["Caught In My Eye"] ©1981 Crash Course Music (BMI). Administered by BMG Bumblebee (BM).
℗ & © 2017 Dead Oceans, Inc.
Recorded by Drew Fischer in Stinson Beach at Panoramic Studios and by Richard Swift in Cottage Grove, Oregon 2015 & 2016.
Download hype sticker on shrink wrap of new copies
( Pitchfork) " Contrary to City Music’s theme, Morby’s fourth album was made on the beach in California, in a studio with an ocean view. Its spacious sound is out of sync with his bustling setting, but it draws you into his warm, eye-level focus. Joining him are guitarist Meg Duffy and drummer Justin Sullivan (his former bandmate in the Babies), and Richard Swift on production. Together they create a dusky atmosphere, an unshowy product of the band’s intuition. The playing is cottony and spare yet full of winning melodies and its sound is consistent enough that when they break from a dreamy lull, it becomes all the more captivating.
Sometimes that means a jolt of energy.

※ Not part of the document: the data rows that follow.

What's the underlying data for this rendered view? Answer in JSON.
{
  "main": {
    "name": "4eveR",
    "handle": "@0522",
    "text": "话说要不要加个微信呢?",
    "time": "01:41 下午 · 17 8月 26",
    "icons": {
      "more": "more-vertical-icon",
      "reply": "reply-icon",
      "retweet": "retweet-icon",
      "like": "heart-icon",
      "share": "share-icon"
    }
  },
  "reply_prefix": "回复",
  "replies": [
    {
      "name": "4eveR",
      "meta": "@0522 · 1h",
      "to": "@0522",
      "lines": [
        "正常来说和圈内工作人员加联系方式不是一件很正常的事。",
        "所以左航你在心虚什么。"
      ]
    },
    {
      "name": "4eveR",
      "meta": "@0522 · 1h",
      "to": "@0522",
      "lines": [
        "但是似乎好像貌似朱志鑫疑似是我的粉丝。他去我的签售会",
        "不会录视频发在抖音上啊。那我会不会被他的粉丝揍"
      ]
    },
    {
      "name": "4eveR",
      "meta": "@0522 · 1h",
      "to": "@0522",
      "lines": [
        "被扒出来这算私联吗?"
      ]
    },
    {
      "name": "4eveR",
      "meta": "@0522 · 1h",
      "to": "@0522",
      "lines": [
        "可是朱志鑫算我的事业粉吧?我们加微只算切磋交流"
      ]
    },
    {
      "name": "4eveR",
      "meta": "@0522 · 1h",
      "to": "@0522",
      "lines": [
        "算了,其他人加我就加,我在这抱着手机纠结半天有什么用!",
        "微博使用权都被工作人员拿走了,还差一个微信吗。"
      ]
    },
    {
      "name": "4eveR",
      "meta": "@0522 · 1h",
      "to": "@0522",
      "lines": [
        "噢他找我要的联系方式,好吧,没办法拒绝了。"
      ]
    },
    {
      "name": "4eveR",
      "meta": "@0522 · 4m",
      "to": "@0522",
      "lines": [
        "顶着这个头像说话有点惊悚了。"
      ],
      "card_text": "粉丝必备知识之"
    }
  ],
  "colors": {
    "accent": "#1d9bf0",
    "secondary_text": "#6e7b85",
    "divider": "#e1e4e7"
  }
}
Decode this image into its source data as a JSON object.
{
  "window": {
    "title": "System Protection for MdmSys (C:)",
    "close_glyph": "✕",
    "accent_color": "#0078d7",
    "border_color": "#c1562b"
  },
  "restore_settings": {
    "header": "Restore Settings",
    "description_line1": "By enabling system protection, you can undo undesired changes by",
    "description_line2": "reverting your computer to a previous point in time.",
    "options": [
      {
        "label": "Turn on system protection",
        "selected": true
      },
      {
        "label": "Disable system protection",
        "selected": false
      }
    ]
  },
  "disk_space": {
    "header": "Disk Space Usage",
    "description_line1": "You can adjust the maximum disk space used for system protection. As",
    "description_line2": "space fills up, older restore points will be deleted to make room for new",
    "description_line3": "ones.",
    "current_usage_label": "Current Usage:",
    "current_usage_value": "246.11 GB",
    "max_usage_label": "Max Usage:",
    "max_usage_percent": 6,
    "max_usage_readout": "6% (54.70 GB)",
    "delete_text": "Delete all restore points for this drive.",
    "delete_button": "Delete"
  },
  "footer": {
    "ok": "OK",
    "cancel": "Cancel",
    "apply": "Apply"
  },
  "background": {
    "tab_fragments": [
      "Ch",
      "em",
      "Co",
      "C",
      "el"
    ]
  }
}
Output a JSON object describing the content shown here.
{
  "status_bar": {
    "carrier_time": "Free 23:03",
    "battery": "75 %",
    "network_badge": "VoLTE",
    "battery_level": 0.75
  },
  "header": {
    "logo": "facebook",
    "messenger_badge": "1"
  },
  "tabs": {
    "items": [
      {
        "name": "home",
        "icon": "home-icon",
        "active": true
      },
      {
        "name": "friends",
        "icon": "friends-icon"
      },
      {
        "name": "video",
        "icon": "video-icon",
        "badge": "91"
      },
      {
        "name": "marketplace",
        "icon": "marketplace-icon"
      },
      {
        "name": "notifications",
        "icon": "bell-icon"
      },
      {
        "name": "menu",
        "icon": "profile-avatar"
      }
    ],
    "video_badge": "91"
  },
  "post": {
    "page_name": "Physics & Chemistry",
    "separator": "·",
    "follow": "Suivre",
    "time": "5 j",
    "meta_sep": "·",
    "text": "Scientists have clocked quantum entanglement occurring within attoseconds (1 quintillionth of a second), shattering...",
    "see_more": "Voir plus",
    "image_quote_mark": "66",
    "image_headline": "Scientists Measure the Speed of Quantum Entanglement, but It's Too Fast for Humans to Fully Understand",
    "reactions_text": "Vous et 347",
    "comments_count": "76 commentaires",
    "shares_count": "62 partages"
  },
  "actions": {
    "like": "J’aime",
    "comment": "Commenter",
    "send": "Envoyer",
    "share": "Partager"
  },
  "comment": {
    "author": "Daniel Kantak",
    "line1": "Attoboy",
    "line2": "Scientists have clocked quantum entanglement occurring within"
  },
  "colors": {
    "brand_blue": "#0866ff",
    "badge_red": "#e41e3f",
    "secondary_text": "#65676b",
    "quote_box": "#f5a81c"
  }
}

The title track is almost seven minutes of a cascading, sleepy riff that suddenly yanks a ripcord and scampers into oblivion. “Oh! That city music! Oh! That city sound!” Morby sings over and over, his belief in the idea sending him spiralling into another dimension. But both the sad, sexy “Come to Me Now” and the idly groovy “Pearly Gates” have the opposite effect, cracking open to reveal moments of cosmic beauty. On the latter, it’s Swift’s three daughters singing a wordless, heavenly refrain that’s mirrored by Meg Baird’s eerie cry in Morby’s bittersweet cover of Germs’ “Caught in My Eye.” Both moments are captivating, inviting awed contemplation—one of Morby’s most distinctive skills as a writer.
“Come to Me Now” and “Caught in My Eye” are among the rare moments on City Music where Morby sounds genuinely desolate, his voice cracked and broken. But mostly, his voice stays buoyant and puppyish. His ever-welcoming tone is a key part of a record that asks what it means to belong, and how you find your people. On the surface, “1234” seems like City Music’s most obvious moment—a lean, surfy rocker that hurtles and clatters like a runaway train. The world does not need another Ramones tribute, but Morby smartly repurposes their starting-gun countdown as a code to a secret world. (Plus, his subtle reference to poet Jim Carroll’s “People Who Died” adds a wry shade of knowing to his naïve performance.) He keeps hustling on “Tin Can,” which sounds like the cast of “Sesame Street” doing a Velvet Underground skit, and is just as charming as you’d imagine.
Really, Morby’s city is a stand-in for a heart, for community; his band’s nuanced interplay is living proof of the fact that he knows how good it feels to be part of something bigger than yourself. He sings about the childhood friends who bring out your best parts, about how we’re all made up of the people who pass through our lives, however briefly, and wishes for laughter, dance, freedom and connection for everyone. It’s hopelessly naïve and optimistic, which is what makes it so beautiful, particularly now. It’s not hard to hear City Music as a lament for lost innocence, a pledge to maintain optimism and humanity at a time when those qualities don’t just feel like vestiges of youth, but of some better civilization that’s rapidly disappearing. In his best album yet, Morby makes a prayer out of the squall"